Now in its eighth incarnation (nine if you include last month's collab with the AGO), Long Winter fest - the music and art extravaganza courtesy of local artists, thinkers, organizers and creators Mick Brambilla, Alison Creba, Jonah Falco, Mike Haliechuk, Vish Khanna, Colin Medley and Josh Zucker, is beginning to feel like a mini Nuit Blanche - in the best possible way - except contained within an enclosed multi-venue venue. The nights are stacked: there is so much happening in so many different spaces, and a ton of people who want to see it.
In all, roughly 17 musical acts played five different spaces, creating a mini-festival vibe as groups of pwyc patrons floated from space to space. Which was sort of the point - bring a summer festival format to the winter, without having to freeze.
Amidst the gorgeous smell of Christmas tree (actually an "Xmas tree installation" by Chris Foster that turned the main room into Narnia), Rae Spoon played tunes from their latest release My Prairie Home. Solo, Spoon managed to sound like a full band, and demonstrated the same self-assured stage-presence and musicianship as they have in much-smaller spaces. Later, Toronto's Hidden Cameras brought nine musicians onstage to preview their album, Age, which drops later this month. The collective liveliness of such an orchestra contrasted with lead singer Joel Gibb's sombre, baritone vocals always makes for an engaging live show, and Friday's occasion was no different.
Meanwhile, down in the restaurant, a topless B.A. Johnston made sure than everyone who didn't have a great view could get up close and personal as he cut through the crowd and jumped on the bar. ("I should rip off Rich Aucoin more often," he said after.) Singing about GST (Gimme Some Treats!) and making tasteless jokes (one about his mother and a coathanger), Johnston's down-on-his-luck stage persona was in full, depressingly hilarious effect.

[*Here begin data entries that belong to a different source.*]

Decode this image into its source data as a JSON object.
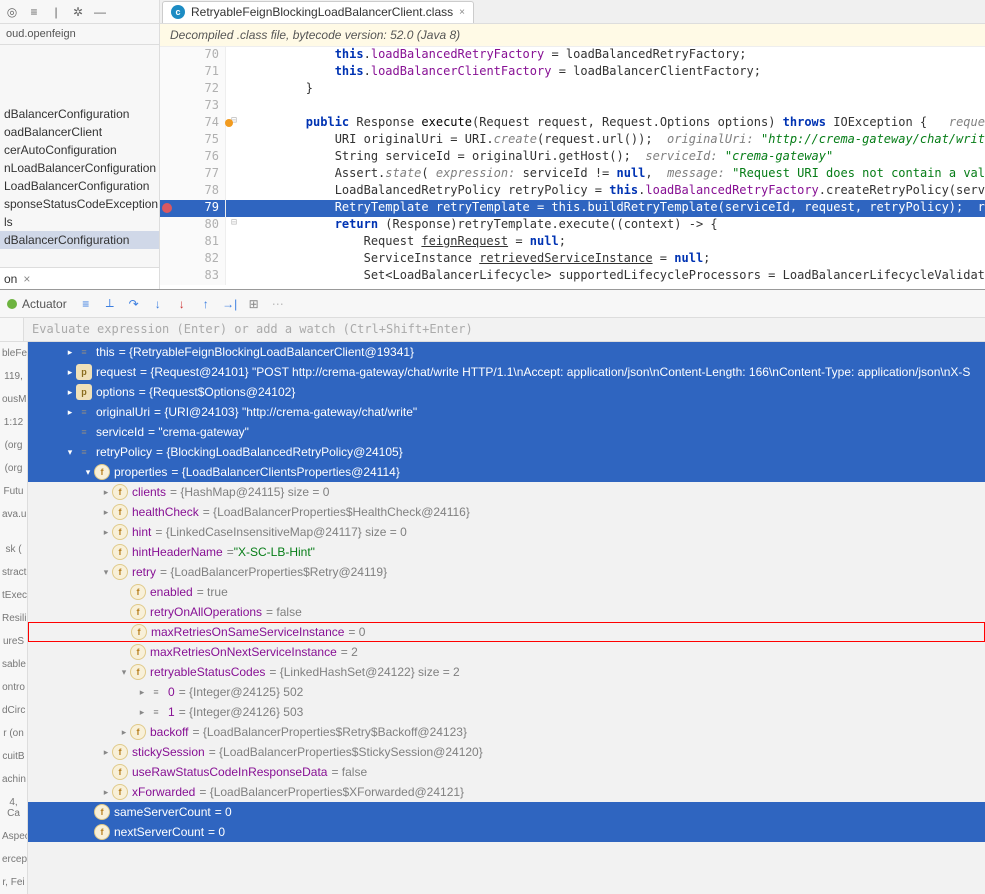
{
  "project": {
    "crumb": "oud.openfeign",
    "items": [
      "dBalancerConfiguration",
      "oadBalancerClient",
      "cerAutoConfiguration",
      "nLoadBalancerConfiguration",
      "LoadBalancerConfiguration",
      "sponseStatusCodeException",
      "ls",
      "dBalancerConfiguration"
    ],
    "selected_strip": "on"
  },
  "editor": {
    "tab_name": "RetryableFeignBlockingLoadBalancerClient.class",
    "banner": "Decompiled .class file, bytecode version: 52.0 (Java 8)",
    "lines": [
      {
        "n": 70,
        "html": "            <span class='kw'>this</span>.<span class='fld'>loadBalancedRetryFactory</span> = loadBalancedRetryFactory;"
      },
      {
        "n": 71,
        "html": "            <span class='kw'>this</span>.<span class='fld'>loadBalancerClientFactory</span> = loadBalancerClientFactory;"
      },
      {
        "n": 72,
        "html": "        }"
      },
      {
        "n": 73,
        "html": ""
      },
      {
        "n": 74,
        "fold": "⊟",
        "mark": true,
        "html": "        <span class='kw'>public</span> Response <span class='cls'>execute</span>(Request request, Request.Options options) <span class='kw'>throws</span> IOException {   <span class='it'>request: </span><span class='it-str'>\"POST http://crema-gateway/</span>"
      },
      {
        "n": 75,
        "html": "            URI originalUri = URI.<span class='it'>create</span>(request.url());  <span class='it'>originalUri: </span><span class='it-str'>\"http://crema-gateway/chat/write\"</span>"
      },
      {
        "n": 76,
        "html": "            String serviceId = originalUri.getHost();  <span class='it'>serviceId: </span><span class='it-str'>\"crema-gateway\"</span>"
      },
      {
        "n": 77,
        "html": "            Assert.<span class='it'>state</span>( <span class='it'>expression:</span> serviceId != <span class='kw'>null</span>,  <span class='it'>message:</span> <span class='str'>\"Request URI does not contain a valid hostname: \"</span> + originalUri);  <span class='it'>o</span>"
      },
      {
        "n": 78,
        "html": "            LoadBalancedRetryPolicy retryPolicy = <span class='kw'>this</span>.<span class='fld'>loadBalancedRetryFactory</span>.createRetryPolicy(serviceId, <span class='kw'>this</span>.<span class='fld'>loadBalancerClient</span>"
      },
      {
        "n": 79,
        "bp": true,
        "sel": true,
        "html": "            RetryTemplate retryTemplate = this.buildRetryTemplate(serviceId, request, retryPolicy);  request: \"POST http://-rema-gat"
      },
      {
        "n": 80,
        "fold": "⊟",
        "html": "            <span class='kw'>return</span> (Response)retryTemplate.execute((context) -> {"
      },
      {
        "n": 81,
        "html": "                Request <u>feignRequest</u> = <span class='kw'>null</span>;"
      },
      {
        "n": 82,
        "html": "                ServiceInstance <u>retrievedServiceInstance</u> = <span class='kw'>null</span>;"
      },
      {
        "n": 83,
        "html": "                Set&lt;LoadBalancerLifecycle&gt; supportedLifecycleProcessors = LoadBalancerLifecycleValidator.<span class='it'>getSupportedLifecycleProces</span>"
      }
    ]
  },
  "debug": {
    "actuator": "Actuator",
    "expr_placeholder": "Evaluate expression (Enter) or add a watch (Ctrl+Shift+Enter)",
    "frames": [
      "bleFe",
      "119,",
      "ousM",
      "1:12",
      "(org",
      "(org",
      "Futu",
      "ava.u",
      "",
      "sk (",
      "stract",
      "tExec",
      "Resili",
      "ureS",
      "sable",
      "ontro",
      "dCirc",
      "r (on",
      "cuitB",
      "achin",
      "4, Ca",
      "Aspec",
      "ercep",
      "r, Fei"
    ],
    "vars": [
      {
        "d": 0,
        "sel": true,
        "ico": "eq",
        "chev": ">",
        "key": "this",
        "val": " = {RetryableFeignBlockingLoadBalancerClient@19341}"
      },
      {
        "d": 0,
        "sel": true,
        "ico": "p",
        "chev": ">",
        "key": "request",
        "val": " = {Request@24101} \"POST http://crema-gateway/chat/write HTTP/1.1\\nAccept: application/json\\nContent-Length: 166\\nContent-Type: application/json\\nX-S"
      },
      {
        "d": 0,
        "sel": true,
        "ico": "p",
        "chev": ">",
        "key": "options",
        "val": " = {Request$Options@24102}"
      },
      {
        "d": 0,
        "sel": true,
        "ico": "eq",
        "chev": ">",
        "key": "originalUri",
        "val": " = {URI@24103} \"http://crema-gateway/chat/write\""
      },
      {
        "d": 0,
        "sel": true,
        "ico": "eq",
        "chev": "",
        "key": "serviceId",
        "val": " = \"crema-gateway\""
      },
      {
        "d": 0,
        "sel": true,
        "ico": "eq",
        "chev": "v",
        "key": "retryPolicy",
        "val": " = {BlockingLoadBalancedRetryPolicy@24105}"
      },
      {
        "d": 1,
        "sel": true,
        "ico": "f",
        "chev": "v",
        "key": "properties",
        "val": " = {LoadBalancerClientsProperties@24114}"
      },
      {
        "d": 2,
        "sel": false,
        "ico": "f",
        "chev": ">",
        "key": "clients",
        "val": " = {HashMap@24115}  size = 0"
      },
      {
        "d": 2,
        "sel": false,
        "ico": "f",
        "chev": ">",
        "key": "healthCheck",
        "val": " = {LoadBalancerProperties$HealthCheck@24116}"
      },
      {
        "d": 2,
        "sel": false,
        "ico": "f",
        "chev": ">",
        "key": "hint",
        "val": " = {LinkedCaseInsensitiveMap@24117}  size = 0"
      },
      {
        "d": 2,
        "sel": false,
        "ico": "f",
        "chev": "",
        "key": "hintHeaderName",
        "val": " = ",
        "str": "\"X-SC-LB-Hint\""
      },
      {
        "d": 2,
        "sel": false,
        "ico": "f",
        "chev": "v",
        "key": "retry",
        "val": " = {LoadBalancerProperties$Retry@24119}"
      },
      {
        "d": 3,
        "sel": false,
        "ico": "f",
        "chev": "",
        "key": "enabled",
        "val": " = true"
      },
      {
        "d": 3,
        "sel": false,
        "ico": "f",
        "chev": "",
        "key": "retryOnAllOperations",
        "val": " = false"
      },
      {
        "d": 3,
        "sel": false,
        "ico": "f",
        "chev": "",
        "boxed": true,
        "key": "maxRetriesOnSameServiceInstance",
        "val": " = 0"
      },
      {
        "d": 3,
        "sel": false,
        "ico": "f",
        "chev": "",
        "key": "maxRetriesOnNextServiceInstance",
        "val": " = 2"
      },
      {
        "d": 3,
        "sel": false,
        "ico": "f",
        "chev": "v",
        "key": "retryableStatusCodes",
        "val": " = {LinkedHashSet@24122}  size = 2"
      },
      {
        "d": 4,
        "sel": false,
        "ico": "eq",
        "chev": ">",
        "key": "0",
        "val": " = {Integer@24125} 502"
      },
      {
        "d": 4,
        "sel": false,
        "ico": "eq",
        "chev": ">",
        "key": "1",
        "val": " = {Integer@24126} 503"
      },
      {
        "d": 3,
        "sel": false,
        "ico": "f",
        "chev": ">",
        "key": "backoff",
        "val": " = {LoadBalancerProperties$Retry$Backoff@24123}"
      },
      {
        "d": 2,
        "sel": false,
        "ico": "f",
        "chev": ">",
        "key": "stickySession",
        "val": " = {LoadBalancerProperties$StickySession@24120}"
      },
      {
        "d": 2,
        "sel": false,
        "ico": "f",
        "chev": "",
        "key": "useRawStatusCodeInResponseData",
        "val": " = false"
      },
      {
        "d": 2,
        "sel": false,
        "ico": "f",
        "chev": ">",
        "key": "xForwarded",
        "val": " = {LoadBalancerProperties$XForwarded@24121}"
      },
      {
        "d": 1,
        "sel": true,
        "ico": "f",
        "chev": "",
        "key": "sameServerCount",
        "val": " = 0"
      },
      {
        "d": 1,
        "sel": true,
        "ico": "f",
        "chev": "",
        "key": "nextServerCount",
        "val": " = 0"
      }
    ]
  }
}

The most aesthetically pleasing room was the Conversation Room, whose white walls changed colour with reflective light. Unfortunately, it also has the worst sight lines, but the masses didn't seem to mind as they packed in throughout the night, especially for Weaves' 12:30 set.
Other cool things: A Long Winter split 7-inch for the first 350 people in the doors, dance by female collective WIVES, and an hour-long late-night talk show with Vish Khanna, on which (full disclosure) this writer was a participant.